▶ **Task statement**: What is needed is a faithful copy of all the records.

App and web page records
◆ ◆ ◆ ◆

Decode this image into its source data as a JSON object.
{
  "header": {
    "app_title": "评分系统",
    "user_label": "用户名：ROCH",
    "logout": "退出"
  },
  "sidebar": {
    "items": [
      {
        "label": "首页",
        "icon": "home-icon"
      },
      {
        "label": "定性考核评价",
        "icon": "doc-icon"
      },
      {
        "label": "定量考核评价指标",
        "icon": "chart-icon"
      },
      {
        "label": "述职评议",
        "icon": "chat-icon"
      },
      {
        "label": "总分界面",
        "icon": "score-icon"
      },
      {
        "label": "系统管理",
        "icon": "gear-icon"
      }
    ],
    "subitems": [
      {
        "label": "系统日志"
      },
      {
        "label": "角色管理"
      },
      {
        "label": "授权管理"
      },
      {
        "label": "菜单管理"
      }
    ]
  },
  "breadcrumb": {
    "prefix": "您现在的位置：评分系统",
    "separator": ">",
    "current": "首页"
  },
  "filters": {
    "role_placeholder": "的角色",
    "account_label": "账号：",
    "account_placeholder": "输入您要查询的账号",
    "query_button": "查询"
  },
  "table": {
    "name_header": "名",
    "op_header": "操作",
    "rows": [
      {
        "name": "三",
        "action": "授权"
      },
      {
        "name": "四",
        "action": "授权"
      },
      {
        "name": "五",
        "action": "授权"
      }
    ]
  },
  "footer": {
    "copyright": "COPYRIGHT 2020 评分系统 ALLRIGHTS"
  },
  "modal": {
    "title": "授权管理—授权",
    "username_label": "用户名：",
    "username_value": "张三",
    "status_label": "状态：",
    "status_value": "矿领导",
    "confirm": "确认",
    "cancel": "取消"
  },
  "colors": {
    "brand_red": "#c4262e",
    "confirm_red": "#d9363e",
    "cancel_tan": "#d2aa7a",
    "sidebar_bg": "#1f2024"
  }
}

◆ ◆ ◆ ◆

▶ **Problem solution**:
Decode this image into its source data as a JSON object.
{
  "header": {
    "app_title": "评分系统",
    "user_label": "用户名：ROCH",
    "logout": "退出"
  },
  "sidebar": {
    "items": [
      {
        "label": "首页",
        "icon": "home-icon"
      },
      {
        "label": "定性考核评价",
        "icon": "doc-icon"
      },
      {
        "label": "定量考核评价指标",
        "icon": "chart-icon"
      },
      {
        "label": "述职评议",
        "icon": "chat-icon"
      },
      {
        "label": "总分界面",
        "icon": "score-icon"
      },
      {
        "label": "系统管理",
        "icon": "gear-icon"
      }
    ],
    "subitems": [
      {
        "label": "系统日志"
      },
      {
        "label": "角色管理"
      },
      {
        "label": "授权管理"
      },
      {
        "label": "菜单管理"
      }
    ]
  },
  "breadcrumb": {
    "prefix": "您现在的位置：评分系统",
    "separator": ">",
    "current": "首页"
  },
  "filters": {
    "role_placeholder": "的角色",
    "account_label": "账号：",
    "account_placeholder": "输入您要查询的账号",
    "query_button": "查询"
  },
  "table": {
    "name_header": "名",
    "op_header": "操作",
    "rows": [
      {
        "name": "三",
        "action": "授权"
      },
      {
        "name": "四",
        "action": "授权"
      },
      {
        "name": "五",
        "action": "授权"
      }
    ]
  },
  "footer": {
    "copyright": "COPYRIGHT 2020 评分系统 ALLRIGHTS"
  },
  "modal": {
    "title": "授权管理—授权",
    "username_label": "用户名：",
    "username_value": "张三",
    "status_label": "状态：",
    "status_value": "矿领导",
    "confirm": "确认",
    "cancel": "取消"
  },
  "colors": {
    "brand_red": "#c4262e",
    "confirm_red": "#d9363e",
    "cancel_tan": "#d2aa7a",
    "sidebar_bg": "#1f2024"
  }
}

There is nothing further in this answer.